Segment Start: Data for this task

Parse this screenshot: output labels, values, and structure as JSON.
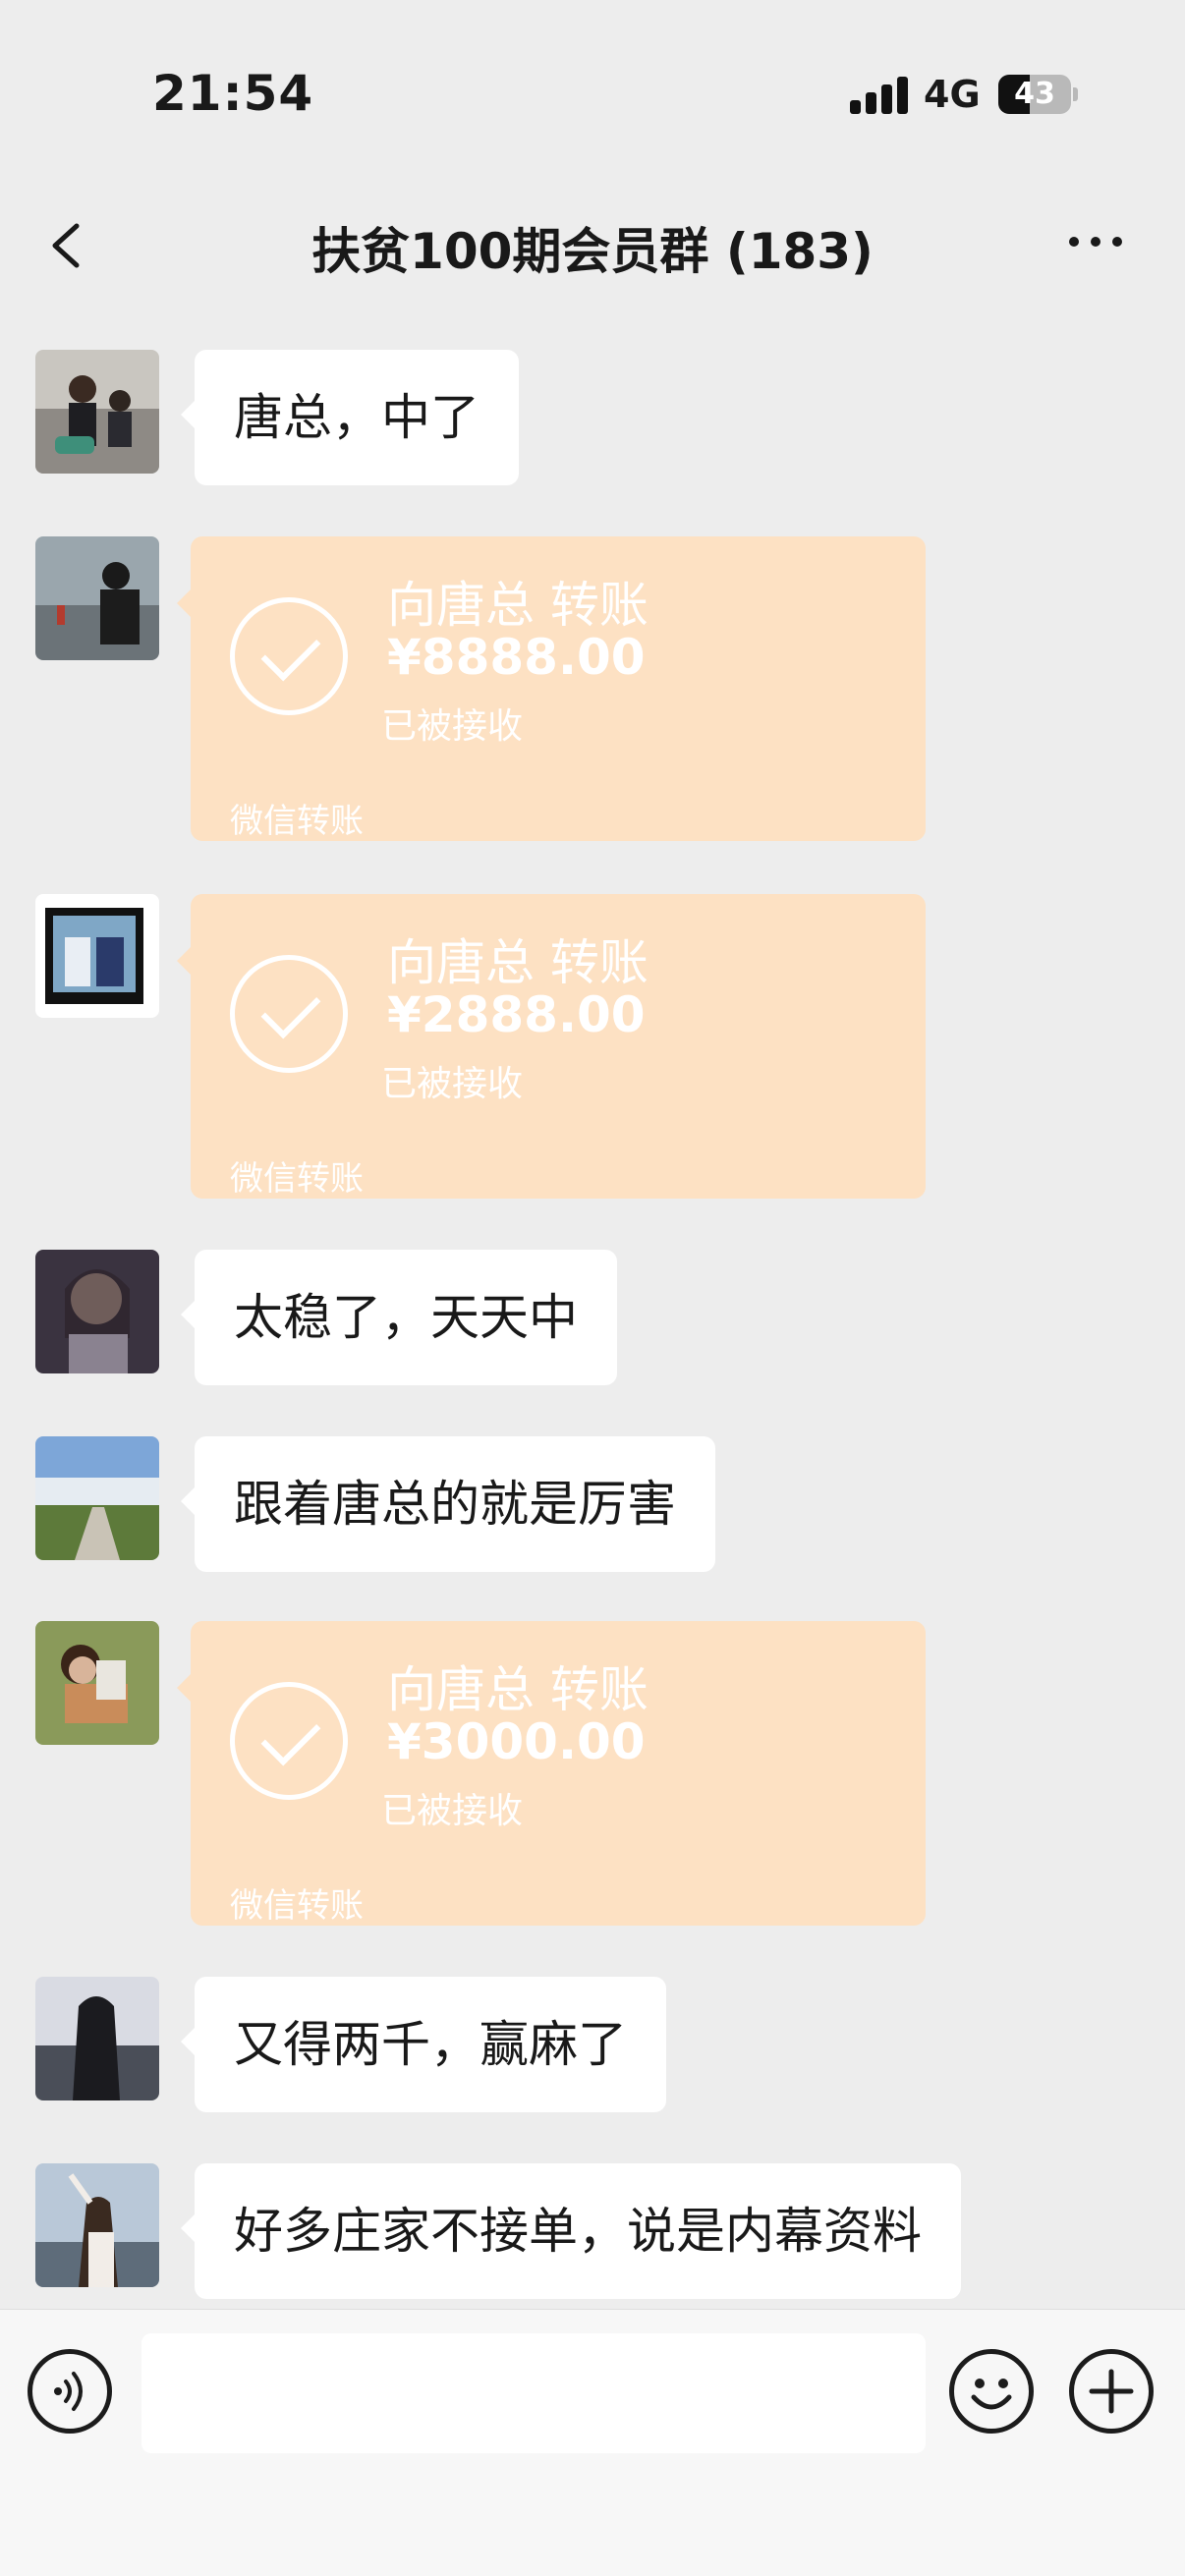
{
  "status_bar": {
    "time": "21:54",
    "network": "4G",
    "battery": "43"
  },
  "header": {
    "title": "扶贫100期会员群 (183)"
  },
  "messages": [
    {
      "type": "text",
      "text": "唐总，中了"
    },
    {
      "type": "transfer",
      "title": "向唐总 转账",
      "amount": "¥8888.00",
      "status": "已被接收",
      "source": "微信转账"
    },
    {
      "type": "transfer",
      "title": "向唐总 转账",
      "amount": "¥2888.00",
      "status": "已被接收",
      "source": "微信转账"
    },
    {
      "type": "text",
      "text": "太稳了，天天中"
    },
    {
      "type": "text",
      "text": "跟着唐总的就是厉害"
    },
    {
      "type": "transfer",
      "title": "向唐总 转账",
      "amount": "¥3000.00",
      "status": "已被接收",
      "source": "微信转账"
    },
    {
      "type": "text",
      "text": "又得两千，赢麻了"
    },
    {
      "type": "text",
      "text": "好多庄家不接单，说是内幕资料"
    }
  ],
  "input_bar": {
    "value": ""
  },
  "colors": {
    "background": "#ededed",
    "bubble": "#ffffff",
    "transfer": "#fde1c3",
    "text": "#191919"
  },
  "icons": [
    "back-icon",
    "more-icon",
    "voice-icon",
    "emoji-icon",
    "plus-icon",
    "check-icon"
  ]
}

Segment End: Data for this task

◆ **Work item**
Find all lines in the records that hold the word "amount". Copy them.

◆ **Answer to this task**
      "amount": "¥8888.00",
      "amount": "¥2888.00",
      "amount": "¥3000.00",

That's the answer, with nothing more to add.